National Coalition for Women and Girls in Education
Releases Report on Women, Girls and Perkins
More than Forty years after Title IX outlawed sex segregation in education, women and girls are still sorely underrepresented in Career and Technical Education (CTE) programs that are nontraditional for their gender. This report shows that women and girls make up only a small percentage of students enrolled in the majority of programs funded by the Perkins Act that provide training for jobs in high-paying fields â€”a pattern that only intensifies in the transition from secondary to postsecondary education.
NCWE, JFF and AIHEC Release Report on Breaking Through and TCUs
Building the Foundation for Success: Case Studies of Breaking Through Tribal Colleges and Universities highlights the findings from a Breaking Through partnership facilitated by Jobs for the Future, the National Council for Workforce Education, and the American Indian Higher Education Consortium. This eighteen-month initiative focused on piloting workforce and education strategies to better serve low-skilled students at tribal colleges and universities. Six institutions participatedâ€”Comanche Nation College, Leech Lake Tribal College, Little Big Horn College, Northwest Indian College, Salish Kootenai College, and Sitting Bull Collegeâ€”with each establishing two or more cohorts of GED or workforce students and incorporating the four Breaking Through core strategies. As a result of experimenting with the implementation of Breaking Through in a tribal college context, a number of key themes emerged.
CCRC Releases New Report on I-BEST in WA State
The study Contextualized College Transition Strategies for Adult Basic Skills Students: Learning from Washington Stateâ€™s I-BEST Program Model represents the final phase of a multi-year evaluation of the I-BEST model that began in 2009, conducted by CCRC in collaboration with the Washington SBCTC. Based on fieldwork undertaken in spring 2011 on 16 I-BEST programs at eight colleges, this report builds on CCRCâ€™s earlier qualitative and quantitative research by seeking to understand those aspects of I-BEST that best support student learning, progression, and completion. In addition, the report considers the I-BEST student experience and evaluates the costs of I-BEST program delivery. The findings and recommendations highlighted below may be useful for funders, policymakers, and practitioners in other states who are considering transition interventions similar to the I-BEST model.
The Aspen Institute College Excellence Program

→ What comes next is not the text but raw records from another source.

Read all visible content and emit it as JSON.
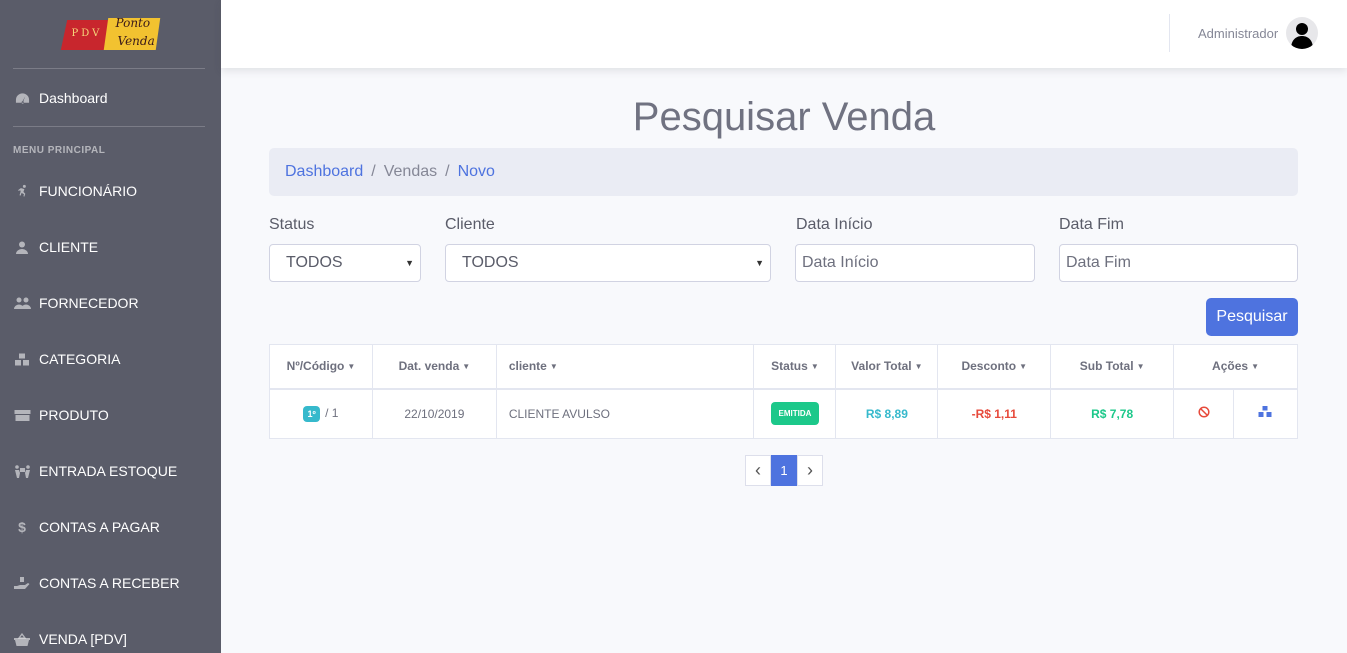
{
  "brand": {
    "logo_text_1": "PDV",
    "logo_text_2": "Ponto",
    "logo_text_3": "Venda"
  },
  "sidebar": {
    "dashboard": "Dashboard",
    "heading": "MENU PRINCIPAL",
    "items": [
      {
        "label": "FUNCIONÁRIO",
        "icon": "running-icon"
      },
      {
        "label": "CLIENTE",
        "icon": "user-icon"
      },
      {
        "label": "FORNECEDOR",
        "icon": "users-icon"
      },
      {
        "label": "CATEGORIA",
        "icon": "cubes-icon"
      },
      {
        "label": "PRODUTO",
        "icon": "box-icon"
      },
      {
        "label": "ENTRADA ESTOQUE",
        "icon": "people-carry-icon"
      },
      {
        "label": "CONTAS A PAGAR",
        "icon": "dollar-icon"
      },
      {
        "label": "CONTAS A RECEBER",
        "icon": "hand-holding-icon"
      },
      {
        "label": "VENDA [PDV]",
        "icon": "basket-icon"
      }
    ]
  },
  "topbar": {
    "user_name": "Administrador"
  },
  "page": {
    "title": "Pesquisar Venda"
  },
  "breadcrumb": {
    "home": "Dashboard",
    "section": "Vendas",
    "current": "Novo"
  },
  "filters": {
    "status_label": "Status",
    "status_value": "TODOS",
    "cliente_label": "Cliente",
    "cliente_value": "TODOS",
    "data_inicio_label": "Data Início",
    "data_inicio_placeholder": "Data Início",
    "data_fim_label": "Data Fim",
    "data_fim_placeholder": "Data Fim",
    "search_button": "Pesquisar"
  },
  "table": {
    "headers": [
      "Nº/Código",
      "Dat. venda",
      "cliente",
      "Status",
      "Valor Total",
      "Desconto",
      "Sub Total",
      "Ações"
    ],
    "rows": [
      {
        "num_tag": "1º",
        "codigo": "/ 1",
        "data": "22/10/2019",
        "cliente": "CLIENTE AVULSO",
        "status": "EMITIDA",
        "valor_total": "R$ 8,89",
        "desconto": "-R$ 1,11",
        "sub_total": "R$ 7,78"
      }
    ]
  },
  "pagination": {
    "prev": "‹",
    "current": "1",
    "next": "›"
  },
  "colors": {
    "sidebar": "#5a5c69",
    "primary": "#4e73df",
    "success": "#1cc88a",
    "info": "#36b9cc",
    "danger": "#e74a3b"
  }
}
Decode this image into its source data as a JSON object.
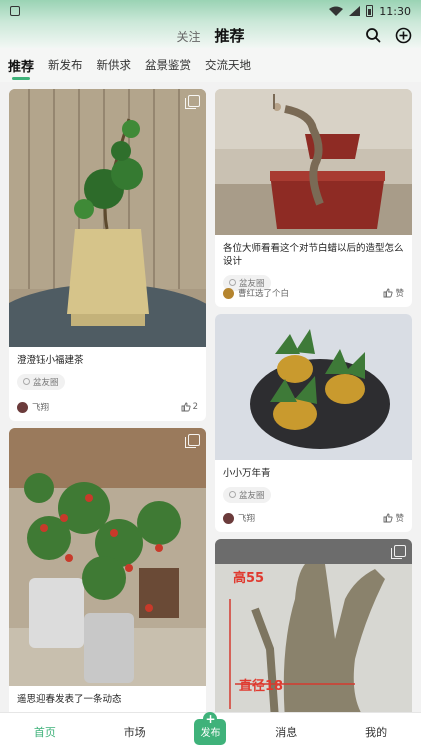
{
  "status_bar": {
    "time": "11:30"
  },
  "header": {
    "tab_follow": "关注",
    "tab_recommend": "推荐",
    "search_icon": "search-icon",
    "add_icon": "add-circle-icon"
  },
  "categories": [
    {
      "label": "推荐",
      "active": true
    },
    {
      "label": "新发布",
      "active": false
    },
    {
      "label": "新供求",
      "active": false
    },
    {
      "label": "盆景鉴赏",
      "active": false
    },
    {
      "label": "交流天地",
      "active": false
    }
  ],
  "posts": [
    {
      "title": "澄澄钰小福建茶",
      "tag": "盆友圈",
      "author": "飞翔",
      "likes": "2",
      "image": "bonsai-fujian-tea"
    },
    {
      "title": "各位大师看看这个对节白蜡以后的造型怎么设计",
      "tag": "盆友圈",
      "author": "曹红选了个白",
      "likes": "赞",
      "image": "bonsai-baila-stump"
    },
    {
      "title": "小小万年青",
      "tag": "盆友圈",
      "author": "飞翔",
      "likes": "赞",
      "image": "gold-pots-plants"
    },
    {
      "title": "遥思迎春发表了一条动态",
      "tag": "",
      "author": "",
      "likes": "",
      "image": "red-berries-pots"
    },
    {
      "title": "",
      "tag": "",
      "author": "",
      "likes": "",
      "image": "trunk-measure",
      "overlay_height": "高55",
      "overlay_diameter": "直径18"
    }
  ],
  "bottom_nav": {
    "home": "首页",
    "market": "市场",
    "publish": "发布",
    "publish_plus": "+",
    "messages": "消息",
    "mine": "我的"
  },
  "colors": {
    "accent": "#3fb27a",
    "header_top": "#9ad3b4"
  }
}
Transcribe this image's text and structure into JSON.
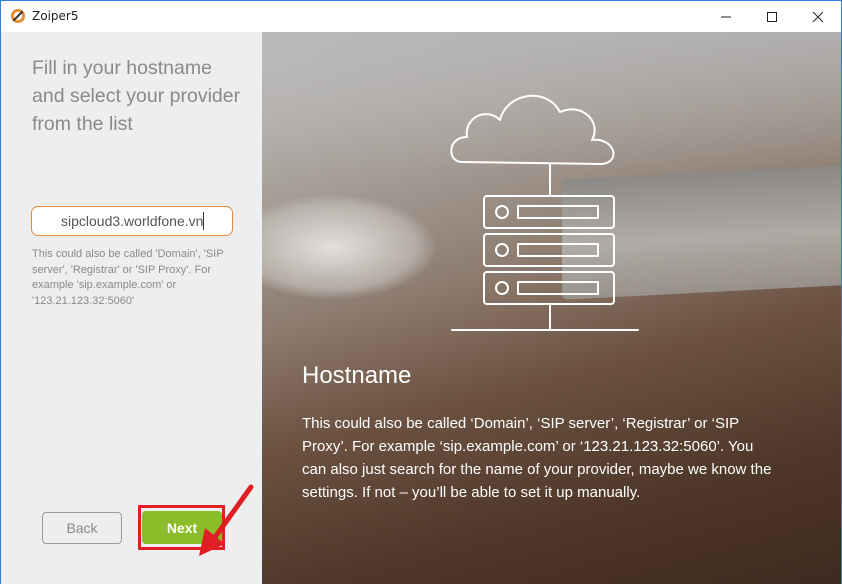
{
  "window": {
    "title": "Zoiper5",
    "minimize_glyph": "—",
    "maximize_glyph": "☐",
    "close_glyph": "✕"
  },
  "left": {
    "heading": "Fill in your hostname and select your provider from the list",
    "hostname_value": "sipcloud3.worldfone.vn",
    "hint": "This could also be called 'Domain', 'SIP server', 'Registrar' or 'SIP Proxy'. For example 'sip.example.com' or '123.21.123.32:5060'",
    "back_label": "Back",
    "next_label": "Next"
  },
  "right": {
    "title": "Hostname",
    "body": "This could also be called ‘Domain’, ‘SIP server’, ‘Registrar’ or ‘SIP Proxy’. For example ‘sip.example.com’ or ‘123.21.123.32:5060’. You can also just search for the name of your provider, maybe we know the settings. If not – you’ll be able to set it up manually."
  },
  "colors": {
    "accent_orange": "#e78a3c",
    "next_green": "#8bbd2a",
    "highlight_red": "#e01e24",
    "left_bg": "#eeeeee"
  },
  "icons": {
    "app": "zoiper-icon",
    "illustration": "cloud-server-icon",
    "annotation": "red-arrow-icon"
  }
}
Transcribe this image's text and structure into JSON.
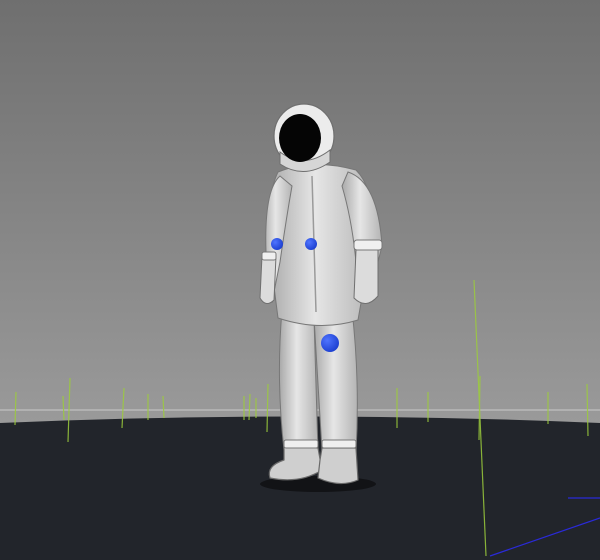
{
  "viewport": {
    "background_top": "#6f6f6f",
    "background_bottom": "#9a9a9a",
    "ground_color": "#22252b",
    "horizon_color": "#c8c8c8",
    "grass_color": "#9ccc3c",
    "axis_color": "#2a2ad8"
  },
  "model": {
    "name": "astronaut-suit",
    "suit_color": "#d8d8d8",
    "visor_color": "#050505",
    "marker_color": "#1c3fd0",
    "marker_count": 3
  }
}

Releases Report on Student Success
When colleges have a culture based on student success, they are capable of this kind of innovation. Faculty and staff consistently invent ways to improve student success. Innovators readily find colleagues to adopt and then help improve student success initiatives. And leaders can be counted on to support this good work to help make sure that the most effective student success practices are sustained and scaled. Creating a Faculty Culture of Student Success describes several community colleges that have achieved a culture in which faculty members continuously improve student outcomes, and provides guidance on how others might build and sustain such an exceptional culture similar.